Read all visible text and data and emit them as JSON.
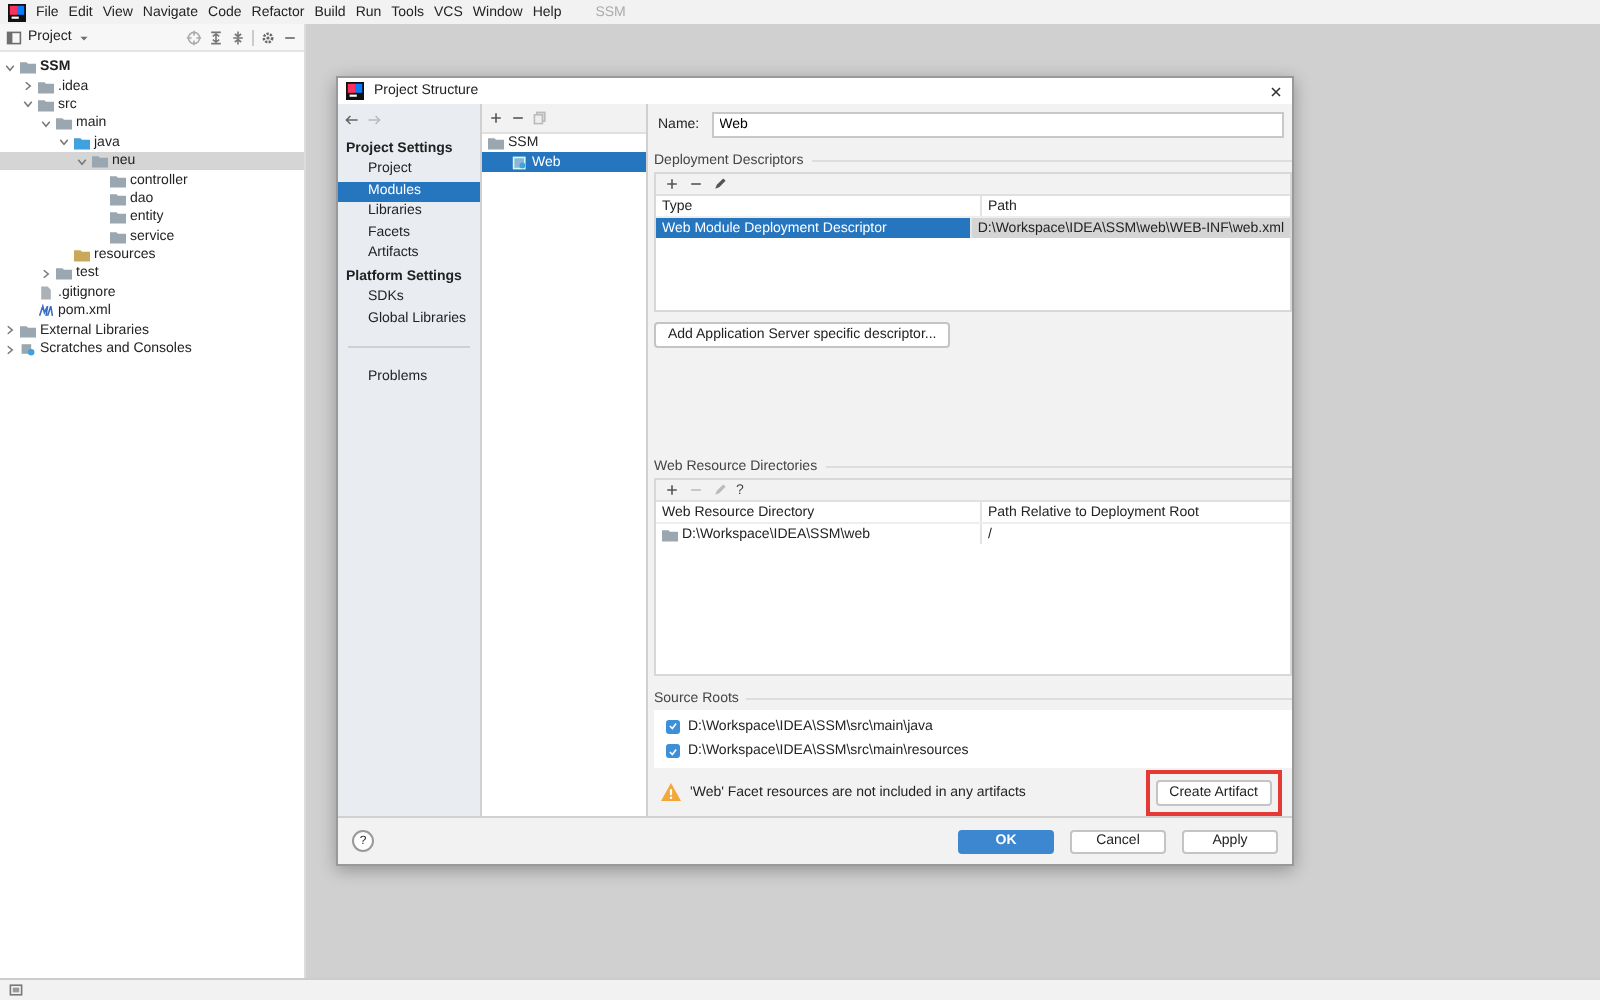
{
  "menu": [
    "File",
    "Edit",
    "View",
    "Navigate",
    "Code",
    "Refactor",
    "Build",
    "Run",
    "Tools",
    "VCS",
    "Window",
    "Help"
  ],
  "app_title": "SSM",
  "project_panel": {
    "title": "Project",
    "tree": [
      {
        "label": "SSM",
        "kind": "module",
        "bold": true,
        "expanded": true,
        "selected": false,
        "children": [
          {
            "label": ".idea",
            "kind": "folder",
            "expanded": false,
            "selected": false
          },
          {
            "label": "src",
            "kind": "folder",
            "expanded": true,
            "selected": false,
            "children": [
              {
                "label": "main",
                "kind": "folder",
                "expanded": true,
                "selected": false,
                "children": [
                  {
                    "label": "java",
                    "kind": "source",
                    "expanded": true,
                    "selected": false,
                    "children": [
                      {
                        "label": "neu",
                        "kind": "package",
                        "expanded": true,
                        "selected": true,
                        "children": [
                          {
                            "label": "controller",
                            "kind": "package",
                            "selected": false
                          },
                          {
                            "label": "dao",
                            "kind": "package",
                            "selected": false
                          },
                          {
                            "label": "entity",
                            "kind": "package",
                            "selected": false
                          },
                          {
                            "label": "service",
                            "kind": "package",
                            "selected": false
                          }
                        ]
                      }
                    ]
                  },
                  {
                    "label": "resources",
                    "kind": "resources",
                    "selected": false
                  }
                ]
              },
              {
                "label": "test",
                "kind": "folder",
                "expanded": false,
                "selected": false
              }
            ]
          },
          {
            "label": ".gitignore",
            "kind": "file",
            "selected": false
          },
          {
            "label": "pom.xml",
            "kind": "maven",
            "selected": false
          }
        ]
      },
      {
        "label": "External Libraries",
        "kind": "library",
        "expanded": false,
        "selected": false
      },
      {
        "label": "Scratches and Consoles",
        "kind": "scratch",
        "expanded": false,
        "selected": false
      }
    ]
  },
  "dialog": {
    "title": "Project Structure",
    "nav": [
      {
        "kind": "header",
        "label": "Project Settings"
      },
      {
        "kind": "item",
        "label": "Project",
        "selected": false
      },
      {
        "kind": "item",
        "label": "Modules",
        "selected": true
      },
      {
        "kind": "item",
        "label": "Libraries",
        "selected": false
      },
      {
        "kind": "item",
        "label": "Facets",
        "selected": false
      },
      {
        "kind": "item",
        "label": "Artifacts",
        "selected": false
      },
      {
        "kind": "header",
        "label": "Platform Settings"
      },
      {
        "kind": "item",
        "label": "SDKs",
        "selected": false
      },
      {
        "kind": "item",
        "label": "Global Libraries",
        "selected": false
      },
      {
        "kind": "divider"
      },
      {
        "kind": "item",
        "label": "Problems",
        "selected": false
      }
    ],
    "modules": [
      {
        "label": "SSM",
        "kind": "folder",
        "selected": false,
        "children": [
          {
            "label": "Web",
            "kind": "web",
            "selected": true
          }
        ]
      }
    ],
    "name_label": "Name:",
    "name_value": "Web",
    "deployment_descriptors": {
      "title": "Deployment Descriptors",
      "columns": [
        "Type",
        "Path"
      ],
      "rows": [
        {
          "cells": [
            "Web Module Deployment Descriptor",
            "D:\\Workspace\\IDEA\\SSM\\web\\WEB-INF\\web.xml"
          ],
          "selected": true
        }
      ],
      "button": "Add Application Server specific descriptor..."
    },
    "web_resource_directories": {
      "title": "Web Resource Directories",
      "toolbar_extra": "?",
      "columns": [
        "Web Resource Directory",
        "Path Relative to Deployment Root"
      ],
      "rows": [
        {
          "cells": [
            "D:\\Workspace\\IDEA\\SSM\\web",
            "/"
          ],
          "selected": false
        }
      ]
    },
    "source_roots": {
      "title": "Source Roots",
      "items": [
        {
          "label": "D:\\Workspace\\IDEA\\SSM\\src\\main\\java",
          "checked": true
        },
        {
          "label": "D:\\Workspace\\IDEA\\SSM\\src\\main\\resources",
          "checked": true
        }
      ]
    },
    "warning": "'Web' Facet resources are not included in any artifacts",
    "create_button": {
      "label": "Create Artifact",
      "highlighted": true
    },
    "help": "?",
    "buttons": [
      {
        "label": "OK",
        "primary": true
      },
      {
        "label": "Cancel",
        "primary": false
      },
      {
        "label": "Apply",
        "primary": false
      }
    ]
  }
}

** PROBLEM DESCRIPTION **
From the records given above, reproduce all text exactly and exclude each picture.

** EXERCISE RESPONSE **
Read all visible text and data and emit them as JSON.
{
  "menu": [
    "File",
    "Edit",
    "View",
    "Navigate",
    "Code",
    "Refactor",
    "Build",
    "Run",
    "Tools",
    "VCS",
    "Window",
    "Help"
  ],
  "app_title": "SSM",
  "project_panel": {
    "title": "Project",
    "tree": [
      {
        "label": "SSM",
        "kind": "module",
        "bold": true,
        "expanded": true,
        "selected": false,
        "children": [
          {
            "label": ".idea",
            "kind": "folder",
            "expanded": false,
            "selected": false
          },
          {
            "label": "src",
            "kind": "folder",
            "expanded": true,
            "selected": false,
            "children": [
              {
                "label": "main",
                "kind": "folder",
                "expanded": true,
                "selected": false,
                "children": [
                  {
                    "label": "java",
                    "kind": "source",
                    "expanded": true,
                    "selected": false,
                    "children": [
                      {
                        "label": "neu",
                        "kind": "package",
                        "expanded": true,
                        "selected": true,
                        "children": [
                          {
                            "label": "controller",
                            "kind": "package",
                            "selected": false
                          },
                          {
                            "label": "dao",
                            "kind": "package",
                            "selected": false
                          },
                          {
                            "label": "entity",
                            "kind": "package",
                            "selected": false
                          },
                          {
                            "label": "service",
                            "kind": "package",
                            "selected": false
                          }
                        ]
                      }
                    ]
                  },
                  {
                    "label": "resources",
                    "kind": "resources",
                    "selected": false
                  }
                ]
              },
              {
                "label": "test",
                "kind": "folder",
                "expanded": false,
                "selected": false
              }
            ]
          },
          {
            "label": ".gitignore",
            "kind": "file",
            "selected": false
          },
          {
            "label": "pom.xml",
            "kind": "maven",
            "selected": false
          }
        ]
      },
      {
        "label": "External Libraries",
        "kind": "library",
        "expanded": false,
        "selected": false
      },
      {
        "label": "Scratches and Consoles",
        "kind": "scratch",
        "expanded": false,
        "selected": false
      }
    ]
  },
  "dialog": {
    "title": "Project Structure",
    "nav": [
      {
        "kind": "header",
        "label": "Project Settings"
      },
      {
        "kind": "item",
        "label": "Project",
        "selected": false
      },
      {
        "kind": "item",
        "label": "Modules",
        "selected": true
      },
      {
        "kind": "item",
        "label": "Libraries",
        "selected": false
      },
      {
        "kind": "item",
        "label": "Facets",
        "selected": false
      },
      {
        "kind": "item",
        "label": "Artifacts",
        "selected": false
      },
      {
        "kind": "header",
        "label": "Platform Settings"
      },
      {
        "kind": "item",
        "label": "SDKs",
        "selected": false
      },
      {
        "kind": "item",
        "label": "Global Libraries",
        "selected": false
      },
      {
        "kind": "divider"
      },
      {
        "kind": "item",
        "label": "Problems",
        "selected": false
      }
    ],
    "modules": [
      {
        "label": "SSM",
        "kind": "folder",
        "selected": false,
        "children": [
          {
            "label": "Web",
            "kind": "web",
            "selected": true
          }
        ]
      }
    ],
    "name_label": "Name:",
    "name_value": "Web",
    "deployment_descriptors": {
      "title": "Deployment Descriptors",
      "columns": [
        "Type",
        "Path"
      ],
      "rows": [
        {
          "cells": [
            "Web Module Deployment Descriptor",
            "D:\\Workspace\\IDEA\\SSM\\web\\WEB-INF\\web.xml"
          ],
          "selected": true
        }
      ],
      "button": "Add Application Server specific descriptor..."
    },
    "web_resource_directories": {
      "title": "Web Resource Directories",
      "toolbar_extra": "?",
      "columns": [
        "Web Resource Directory",
        "Path Relative to Deployment Root"
      ],
      "rows": [
        {
          "cells": [
            "D:\\Workspace\\IDEA\\SSM\\web",
            "/"
          ],
          "selected": false
        }
      ]
    },
    "source_roots": {
      "title": "Source Roots",
      "items": [
        {
          "label": "D:\\Workspace\\IDEA\\SSM\\src\\main\\java",
          "checked": true
        },
        {
          "label": "D:\\Workspace\\IDEA\\SSM\\src\\main\\resources",
          "checked": true
        }
      ]
    },
    "warning": "'Web' Facet resources are not included in any artifacts",
    "create_button": {
      "label": "Create Artifact",
      "highlighted": true
    },
    "help": "?",
    "buttons": [
      {
        "label": "OK",
        "primary": true
      },
      {
        "label": "Cancel",
        "primary": false
      },
      {
        "label": "Apply",
        "primary": false
      }
    ]
  }
}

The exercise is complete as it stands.